> _Problem requirements_
In the copy, keep every record exact and leave out all images.

---- Provided data

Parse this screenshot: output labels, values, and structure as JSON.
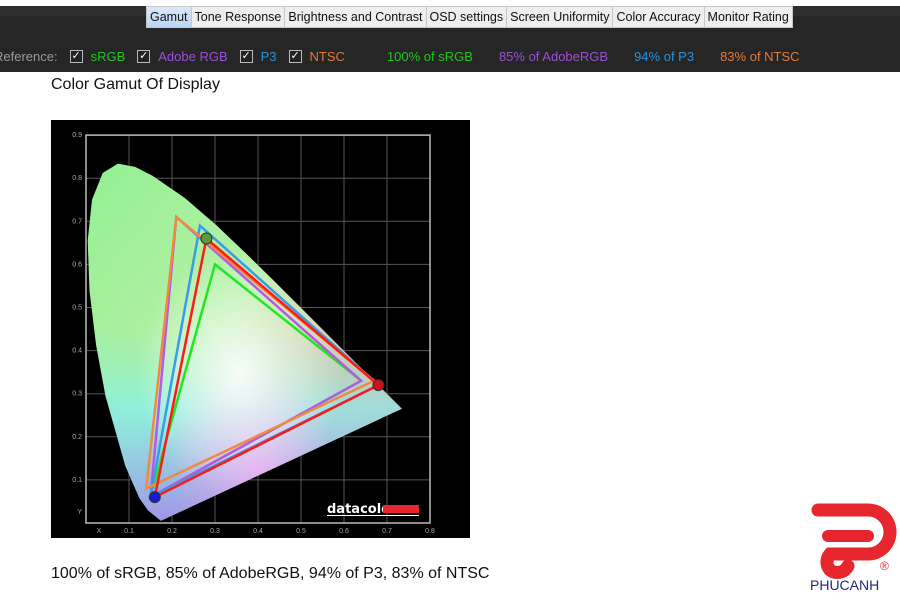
{
  "tabs": [
    {
      "label": "Gamut",
      "active": true
    },
    {
      "label": "Tone Response"
    },
    {
      "label": "Brightness and Contrast"
    },
    {
      "label": "OSD settings"
    },
    {
      "label": "Screen Uniformity"
    },
    {
      "label": "Color Accuracy"
    },
    {
      "label": "Monitor Rating"
    }
  ],
  "reference": {
    "label": "Reference:",
    "items": [
      {
        "label": "sRGB",
        "checked": true,
        "color": "#22c422"
      },
      {
        "label": "Adobe RGB",
        "checked": true,
        "color": "#9b4fd6"
      },
      {
        "label": "P3",
        "checked": true,
        "color": "#2f8fd8"
      },
      {
        "label": "NTSC",
        "checked": true,
        "color": "#e07a3a"
      }
    ],
    "coverage": [
      {
        "text": "100% of sRGB",
        "color": "#22c422"
      },
      {
        "text": "85% of AdobeRGB",
        "color": "#9b4fd6"
      },
      {
        "text": "94% of P3",
        "color": "#2f8fd8"
      },
      {
        "text": "83% of NTSC",
        "color": "#e07a3a"
      }
    ]
  },
  "page_title": "Color Gamut Of Display",
  "caption": "100% of sRGB, 85% of AdobeRGB, 94% of P3, 83% of NTSC",
  "logo": {
    "text": "PHUCANH",
    "registered": "®",
    "color": "#e8262d",
    "text_color": "#1f2a78"
  },
  "chart_data": {
    "type": "scatter",
    "title": "",
    "xlabel": "X",
    "ylabel": "Y",
    "xlim": [
      0,
      0.8
    ],
    "ylim": [
      0,
      0.9
    ],
    "x_ticks": [
      "0.1",
      "0.2",
      "0.3",
      "0.4",
      "0.5",
      "0.6",
      "0.7",
      "0.8"
    ],
    "y_ticks": [
      "0.1",
      "0.2",
      "0.3",
      "0.4",
      "0.5",
      "0.6",
      "0.7",
      "0.8",
      "0.9"
    ],
    "grid": true,
    "watermark": "datacolor",
    "series": [
      {
        "key": "srgb",
        "color": "#22e622",
        "points": [
          [
            0.64,
            0.33
          ],
          [
            0.3,
            0.6
          ],
          [
            0.15,
            0.06
          ]
        ]
      },
      {
        "key": "adobergb",
        "color": "#b25be6",
        "points": [
          [
            0.64,
            0.33
          ],
          [
            0.21,
            0.71
          ],
          [
            0.15,
            0.06
          ]
        ]
      },
      {
        "key": "p3",
        "color": "#3a9be6",
        "points": [
          [
            0.68,
            0.32
          ],
          [
            0.265,
            0.69
          ],
          [
            0.15,
            0.06
          ]
        ]
      },
      {
        "key": "ntsc",
        "color": "#f08a40",
        "points": [
          [
            0.67,
            0.33
          ],
          [
            0.21,
            0.71
          ],
          [
            0.14,
            0.08
          ]
        ]
      },
      {
        "key": "display",
        "color": "#ff1a1a",
        "points": [
          [
            0.68,
            0.32
          ],
          [
            0.28,
            0.66
          ],
          [
            0.16,
            0.06
          ]
        ]
      }
    ]
  }
}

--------

> _Task output_
Parse this screenshot: output labels, values, and structure as JSON.
{
  "tabs": [
    {
      "label": "Gamut",
      "active": true
    },
    {
      "label": "Tone Response"
    },
    {
      "label": "Brightness and Contrast"
    },
    {
      "label": "OSD settings"
    },
    {
      "label": "Screen Uniformity"
    },
    {
      "label": "Color Accuracy"
    },
    {
      "label": "Monitor Rating"
    }
  ],
  "reference": {
    "label": "Reference:",
    "items": [
      {
        "label": "sRGB",
        "checked": true,
        "color": "#22c422"
      },
      {
        "label": "Adobe RGB",
        "checked": true,
        "color": "#9b4fd6"
      },
      {
        "label": "P3",
        "checked": true,
        "color": "#2f8fd8"
      },
      {
        "label": "NTSC",
        "checked": true,
        "color": "#e07a3a"
      }
    ],
    "coverage": [
      {
        "text": "100% of sRGB",
        "color": "#22c422"
      },
      {
        "text": "85% of AdobeRGB",
        "color": "#9b4fd6"
      },
      {
        "text": "94% of P3",
        "color": "#2f8fd8"
      },
      {
        "text": "83% of NTSC",
        "color": "#e07a3a"
      }
    ]
  },
  "page_title": "Color Gamut Of Display",
  "caption": "100% of sRGB, 85% of AdobeRGB, 94% of P3, 83% of NTSC",
  "logo": {
    "text": "PHUCANH",
    "registered": "®",
    "color": "#e8262d",
    "text_color": "#1f2a78"
  },
  "chart_data": {
    "type": "scatter",
    "title": "",
    "xlabel": "X",
    "ylabel": "Y",
    "xlim": [
      0,
      0.8
    ],
    "ylim": [
      0,
      0.9
    ],
    "x_ticks": [
      "0.1",
      "0.2",
      "0.3",
      "0.4",
      "0.5",
      "0.6",
      "0.7",
      "0.8"
    ],
    "y_ticks": [
      "0.1",
      "0.2",
      "0.3",
      "0.4",
      "0.5",
      "0.6",
      "0.7",
      "0.8",
      "0.9"
    ],
    "grid": true,
    "watermark": "datacolor",
    "series": [
      {
        "key": "srgb",
        "color": "#22e622",
        "points": [
          [
            0.64,
            0.33
          ],
          [
            0.3,
            0.6
          ],
          [
            0.15,
            0.06
          ]
        ]
      },
      {
        "key": "adobergb",
        "color": "#b25be6",
        "points": [
          [
            0.64,
            0.33
          ],
          [
            0.21,
            0.71
          ],
          [
            0.15,
            0.06
          ]
        ]
      },
      {
        "key": "p3",
        "color": "#3a9be6",
        "points": [
          [
            0.68,
            0.32
          ],
          [
            0.265,
            0.69
          ],
          [
            0.15,
            0.06
          ]
        ]
      },
      {
        "key": "ntsc",
        "color": "#f08a40",
        "points": [
          [
            0.67,
            0.33
          ],
          [
            0.21,
            0.71
          ],
          [
            0.14,
            0.08
          ]
        ]
      },
      {
        "key": "display",
        "color": "#ff1a1a",
        "points": [
          [
            0.68,
            0.32
          ],
          [
            0.28,
            0.66
          ],
          [
            0.16,
            0.06
          ]
        ]
      }
    ]
  }
}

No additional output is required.